The incident at Loftus Road last year occurred during a confrontation between both players during Queens Park Rangers' 1-0 win over Chelsea, it which it was alleged that Terry said the words 'f**king black c**t' as an insult.
The 33 year old had claimed the words were in reply to an insult from Ferdinand earlier during the pair's argument, a defence which Chief Magistrate Howard Riddle said was 'highly unlikely'; a ruling the FA panel concurred with during their findings.
"It is tolerably clear that the Chief Magistrate would not have been satisfied, on a balance of probabilities, that Mr. Ferdinand did accuse Mr. Terry on the pitch of calling him a "black cunt".
"In particular, his use of the words "inherently unlikely" in that context would obviously be inconsistent with a finding to the civil standard of proof that Mr. Ferdinand did use the words "black cunt".
"We are driven to conclude not just that it is "highly unlikely" that Mr. Ferdinand accused Mr. Terry on the pitch of calling him a "black cunt", but that he did not."
"It is accepted by everyone involved in the criminal and disciplinary proceedings that Mr. Terry is not a racist," the panel added.
The Chelsea skipper's four game ban was half of the punishment Liverpool's Luis Suarez received for racially abusing Patrice Evra, with the Uruguayan banned for eight games after an FA panel reached a guilty verdict.

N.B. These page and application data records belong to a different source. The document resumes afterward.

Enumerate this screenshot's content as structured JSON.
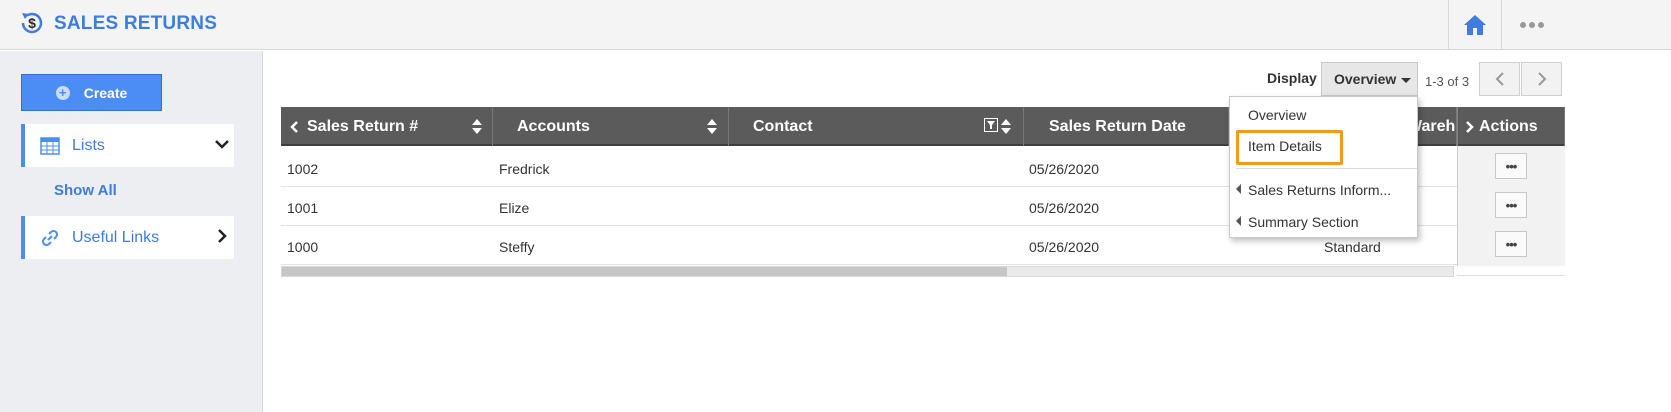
{
  "app": {
    "title": "SALES RETURNS"
  },
  "header": {
    "home_icon": "home-icon",
    "more_icon": "more-dots-icon"
  },
  "sidebar": {
    "create_label": "Create",
    "lists_label": "Lists",
    "show_all_label": "Show All",
    "useful_links_label": "Useful Links"
  },
  "toolbar": {
    "display_label": "Display",
    "display_value": "Overview",
    "pager_text": "1-3 of 3"
  },
  "table": {
    "columns": [
      "Sales Return #",
      "Accounts",
      "Contact",
      "Sales Return Date",
      "Warehou",
      "Actions"
    ],
    "rows": [
      {
        "number": "1002",
        "account": "Fredrick",
        "contact": "",
        "date": "05/26/2020",
        "warehouse": ""
      },
      {
        "number": "1001",
        "account": "Elize",
        "contact": "",
        "date": "05/26/2020",
        "warehouse": ""
      },
      {
        "number": "1000",
        "account": "Steffy",
        "contact": "",
        "date": "05/26/2020",
        "warehouse": "Standard"
      }
    ],
    "action_button_label": "•••"
  },
  "display_menu": {
    "items": [
      "Overview",
      "Item Details",
      "Sales Returns Inform...",
      "Summary Section"
    ],
    "highlighted": "Item Details"
  },
  "colors": {
    "brand": "#3d7ddc",
    "accent": "#4b8df5",
    "highlight": "#f39a1e",
    "header_bg": "#5b5b5b"
  }
}
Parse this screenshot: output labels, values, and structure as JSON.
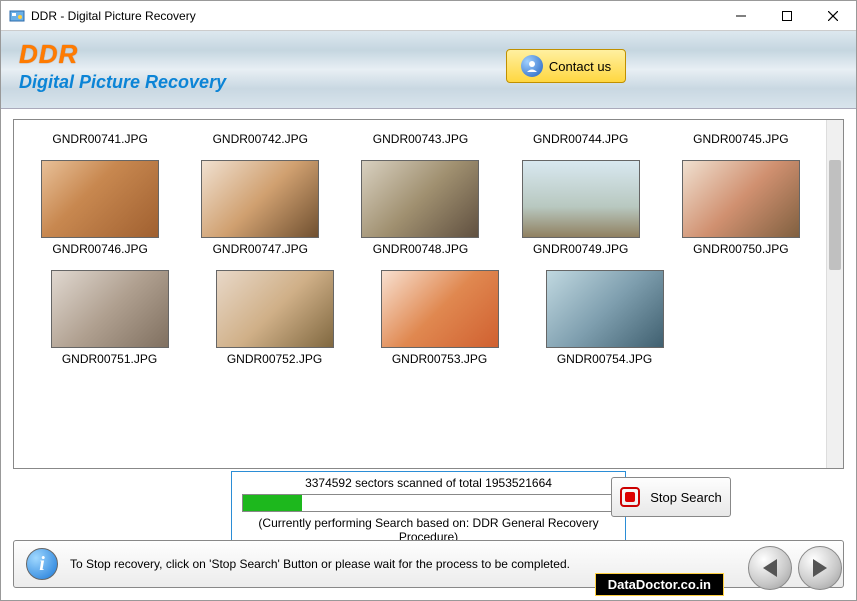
{
  "window": {
    "title": "DDR - Digital Picture Recovery"
  },
  "header": {
    "brand": "DDR",
    "subtitle": "Digital Picture Recovery",
    "contact_label": "Contact us"
  },
  "gallery": {
    "row1": [
      {
        "name": "GNDR00741.JPG"
      },
      {
        "name": "GNDR00742.JPG"
      },
      {
        "name": "GNDR00743.JPG"
      },
      {
        "name": "GNDR00744.JPG"
      },
      {
        "name": "GNDR00745.JPG"
      }
    ],
    "row2": [
      {
        "name": "GNDR00746.JPG"
      },
      {
        "name": "GNDR00747.JPG"
      },
      {
        "name": "GNDR00748.JPG"
      },
      {
        "name": "GNDR00749.JPG"
      },
      {
        "name": "GNDR00750.JPG"
      }
    ],
    "row3": [
      {
        "name": "GNDR00751.JPG"
      },
      {
        "name": "GNDR00752.JPG"
      },
      {
        "name": "GNDR00753.JPG"
      },
      {
        "name": "GNDR00754.JPG"
      }
    ]
  },
  "progress": {
    "scanned_text": "3374592 sectors scanned of total 1953521664",
    "note": "(Currently performing Search based on:  DDR General Recovery Procedure)",
    "stop_label": "Stop Search"
  },
  "footer": {
    "info_text": "To Stop recovery, click on 'Stop Search' Button or please wait for the process to be completed."
  },
  "watermark": "DataDoctor.co.in"
}
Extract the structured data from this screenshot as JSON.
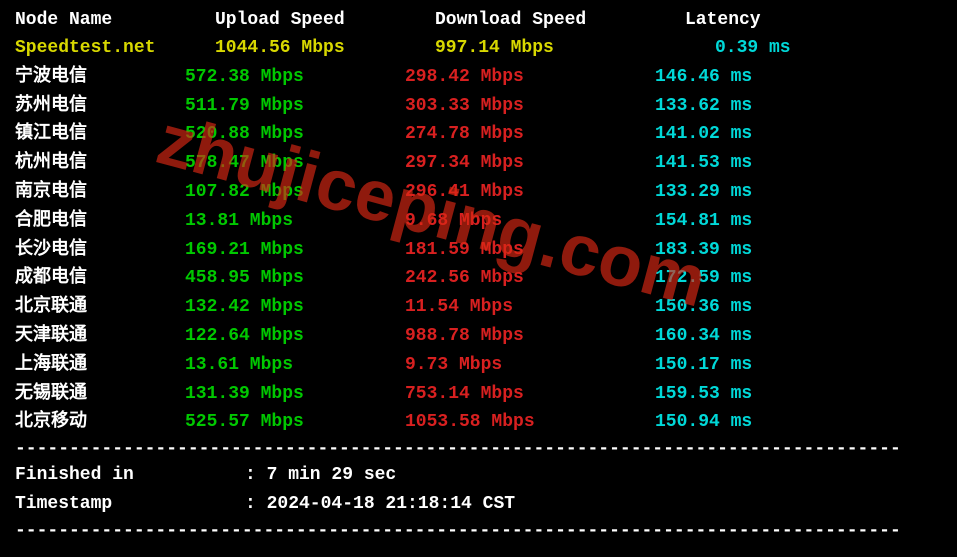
{
  "headers": {
    "node": "Node Name",
    "upload": "Upload Speed",
    "download": "Download Speed",
    "latency": "Latency"
  },
  "rows": [
    {
      "node": "Speedtest.net",
      "upload": "1044.56 Mbps",
      "download": "997.14 Mbps",
      "latency": "0.39 ms",
      "special": true
    },
    {
      "node": "宁波电信",
      "upload": "572.38 Mbps",
      "download": "298.42 Mbps",
      "latency": "146.46 ms"
    },
    {
      "node": "苏州电信",
      "upload": "511.79 Mbps",
      "download": "303.33 Mbps",
      "latency": "133.62 ms"
    },
    {
      "node": "镇江电信",
      "upload": "520.88 Mbps",
      "download": "274.78 Mbps",
      "latency": "141.02 ms"
    },
    {
      "node": "杭州电信",
      "upload": "578.47 Mbps",
      "download": "297.34 Mbps",
      "latency": "141.53 ms"
    },
    {
      "node": "南京电信",
      "upload": "107.82 Mbps",
      "download": "296.41 Mbps",
      "latency": "133.29 ms"
    },
    {
      "node": "合肥电信",
      "upload": "13.81 Mbps",
      "download": "9.68 Mbps",
      "latency": "154.81 ms"
    },
    {
      "node": "长沙电信",
      "upload": "169.21 Mbps",
      "download": "181.59 Mbps",
      "latency": "183.39 ms"
    },
    {
      "node": "成都电信",
      "upload": "458.95 Mbps",
      "download": "242.56 Mbps",
      "latency": "172.59 ms"
    },
    {
      "node": "北京联通",
      "upload": "132.42 Mbps",
      "download": "11.54 Mbps",
      "latency": "150.36 ms"
    },
    {
      "node": "天津联通",
      "upload": "122.64 Mbps",
      "download": "988.78 Mbps",
      "latency": "160.34 ms"
    },
    {
      "node": "上海联通",
      "upload": "13.61 Mbps",
      "download": "9.73 Mbps",
      "latency": "150.17 ms"
    },
    {
      "node": "无锡联通",
      "upload": "131.39 Mbps",
      "download": "753.14 Mbps",
      "latency": "159.53 ms"
    },
    {
      "node": "北京移动",
      "upload": "525.57 Mbps",
      "download": "1053.58 Mbps",
      "latency": "150.94 ms"
    }
  ],
  "divider": "----------------------------------------------------------------------------------",
  "footer": {
    "finished_label": "Finished in",
    "finished_value": ": 7 min 29 sec",
    "timestamp_label": "Timestamp",
    "timestamp_value": ": 2024-04-18 21:18:14 CST"
  },
  "watermark": "zhujiceping.com"
}
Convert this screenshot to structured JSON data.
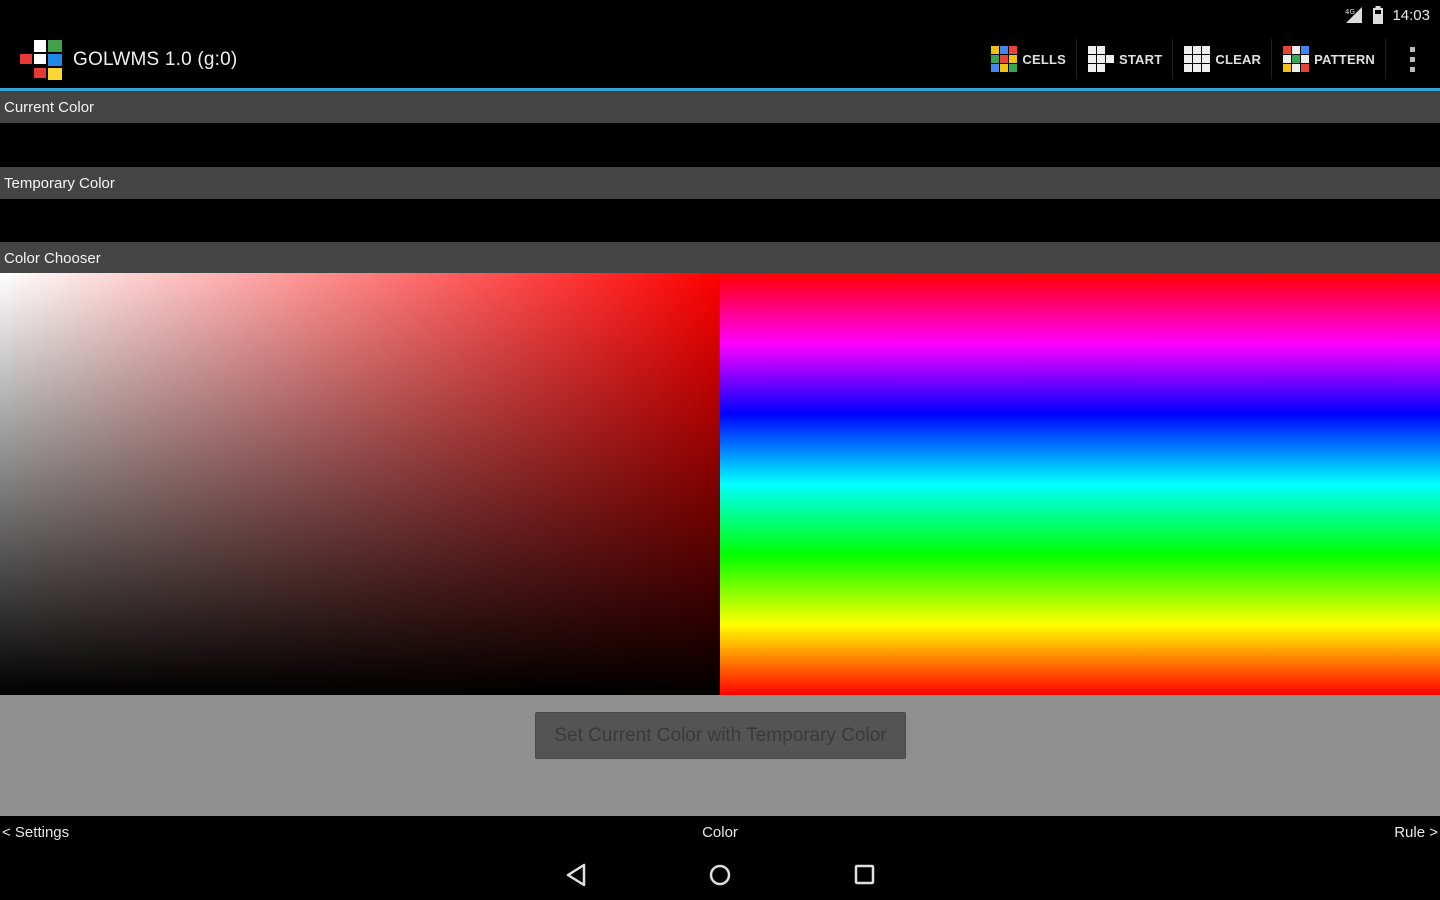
{
  "status_bar": {
    "time": "14:03"
  },
  "action_bar": {
    "title": "GOLWMS 1.0 (g:0)",
    "actions": [
      {
        "label": "CELLS",
        "icon": "cells-icon"
      },
      {
        "label": "START",
        "icon": "start-icon"
      },
      {
        "label": "CLEAR",
        "icon": "clear-icon"
      },
      {
        "label": "PATTERN",
        "icon": "pattern-icon"
      }
    ],
    "accent_color": "#33a5d6"
  },
  "sections": {
    "current_color": "Current Color",
    "temporary_color": "Temporary Color",
    "color_chooser": "Color Chooser"
  },
  "chooser": {
    "selected_hue": "#ff0000",
    "hue_stops": [
      "#ff0000",
      "#ff00ff",
      "#0000ff",
      "#00ffff",
      "#00ff00",
      "#ffff00",
      "#ff0000"
    ]
  },
  "set_button": {
    "label": "Set Current Color with Temporary Color"
  },
  "page_nav": {
    "prev": "< Settings",
    "current": "Color",
    "next": "Rule >"
  },
  "system_nav": [
    "back-icon",
    "home-icon",
    "recents-icon"
  ]
}
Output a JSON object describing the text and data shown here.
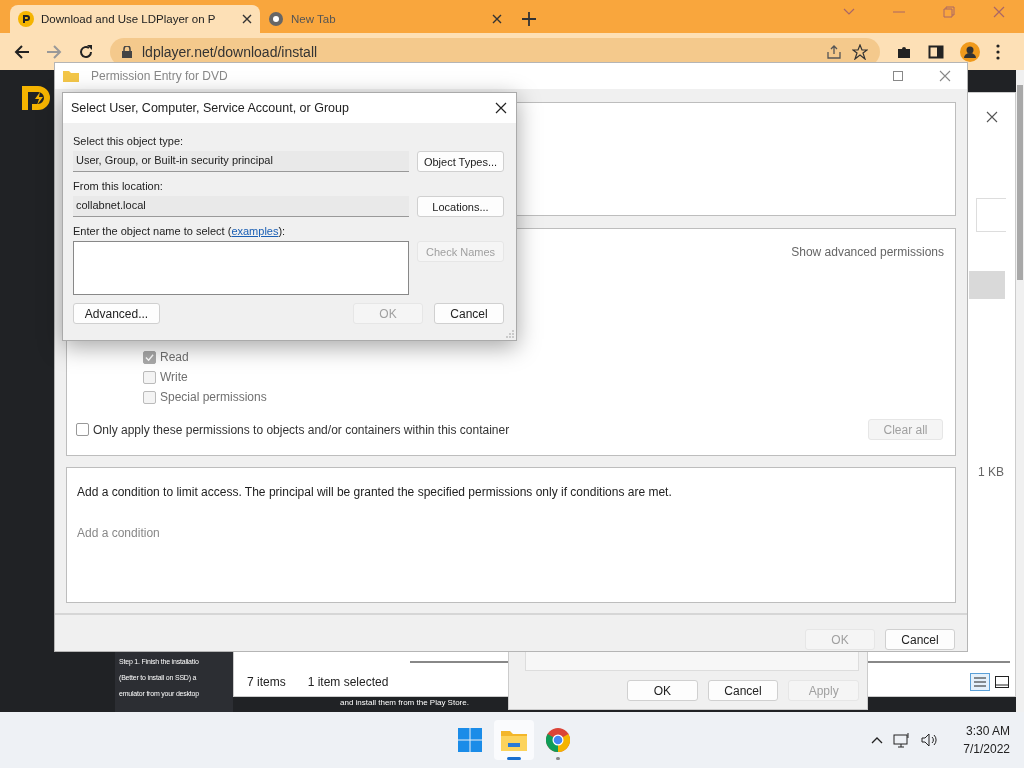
{
  "browser": {
    "tabs": [
      {
        "title": "Download and Use LDPlayer on P",
        "selected": true
      },
      {
        "title": "New Tab",
        "selected": false
      }
    ],
    "url": "ldplayer.net/download/install"
  },
  "web_page": {
    "lines": [
      "Step 1. Finish the installatio",
      "(Better to install on SSD) a",
      "emulator from your desktop"
    ],
    "caption": "and install them from the Play Store."
  },
  "explorer": {
    "size": "1 KB",
    "item_count": "7 items",
    "selection": "1 item selected"
  },
  "properties_dialog": {
    "buttons": [
      {
        "label": "OK",
        "disabled": false
      },
      {
        "label": "Cancel",
        "disabled": false
      },
      {
        "label": "Apply",
        "disabled": true
      }
    ]
  },
  "permission_entry": {
    "title": "Permission Entry for DVD",
    "show_advanced": "Show advanced permissions",
    "permissions": [
      {
        "label": "Read",
        "checked": true,
        "disabled": true
      },
      {
        "label": "Write",
        "checked": false,
        "disabled": true
      },
      {
        "label": "Special permissions",
        "checked": false,
        "disabled": true
      }
    ],
    "only_apply": {
      "label": "Only apply these permissions to objects and/or containers within this container",
      "checked": false
    },
    "clear_all": {
      "label": "Clear all",
      "disabled": true
    },
    "condition_text": "Add a condition to limit access. The principal will be granted the specified permissions only if conditions are met.",
    "add_condition": "Add a condition",
    "buttons": [
      {
        "label": "OK",
        "disabled": true
      },
      {
        "label": "Cancel",
        "disabled": false
      }
    ]
  },
  "select_dialog": {
    "title": "Select User, Computer, Service Account, or Group",
    "object_type_label": "Select this object type:",
    "object_type": "User, Group, or Built-in security principal",
    "object_types_button": "Object Types...",
    "location_label": "From this location:",
    "location": "collabnet.local",
    "locations_button": "Locations...",
    "name_label": {
      "before": "Enter the object name to select (",
      "link": "examples",
      "after": "):"
    },
    "check_names": {
      "label": "Check Names",
      "disabled": true
    },
    "advanced_button": "Advanced...",
    "buttons": [
      {
        "label": "OK",
        "disabled": true
      },
      {
        "label": "Cancel",
        "disabled": false
      }
    ]
  },
  "taskbar": {
    "apps": [
      {
        "kind": "start",
        "active": false
      },
      {
        "kind": "explorer",
        "active": true
      },
      {
        "kind": "chrome",
        "active": false
      }
    ],
    "time": "3:30 AM",
    "date": "7/1/2022"
  }
}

The Panel have confirmed that had Terry's insult was uttered only once, and in contrast the Suarez case last year, leads to a reduced punishment.
"In contrast with a previous high profile FA disciplinary case involving racial abuse, Mr. Terry's racist insult was issued only once.
"Although once is clearly once too many, the Commission accepts that it was said in the heat of the moment. Had it been said more than once, the entry point penalty would have applied to successive insults."
Amid the panel's finding, the written statement provided by Ashley Cole, the Chelsea and England defender, is said to have 'evolved' and that significant alterations were made to bolster Terry's defence.
Cole was interviewed five days after the incident by FA's Head of Off-Field Regulations Jenni Kennedy in order to piece together a statement, which was submitted as evidence to the hearing.
The original statement drafted from the interview, taken from Cole's words during the interview, did not include a reference to the word 'black' which the full-back later claimed he could have heard during the altercation between Terry and Ferdinand.
After an email exchange between The FA and Chelsea secretary David Barnard, the statement was altered to include the word 'black', following a conversation with Cole, but not change to include 'fucking' or 'cunt' which contradicts a later statement made by Barnard.
The severity of the alteration, information that was not submitted to the Chief Magistrate, the FA panel conclude could have led to greater scrutiny over the evidence in court given by Cole.
"These highly material issues relating to Mr. Cole's evidence were not addressed by the Chief Magistrate - he clearly did not have the interview notes of the FA's interviewers, or Mr. Barnard"s statement before him - and they do not appear in his judgment. Accordingly, that material can and should properly be regarded as cogent new evidence.
"Had it been before him, the Commission has no doubt that the Chief Magistrate would have examined Mr. Cole's evidence as to what he claims he heard Mr. Ferdinand say to Mr. Terry on the pitch very carefully indeed, or scrutinised it even more closely than he may have done.
"Like the Commission, the issues that have arisen would have informed his view as to whether Mr. Cole"s evidence was capable of providing reliable corroboration for Mr. Terry's case. On the evidence before us, the Commission has considerable doubts in that regard."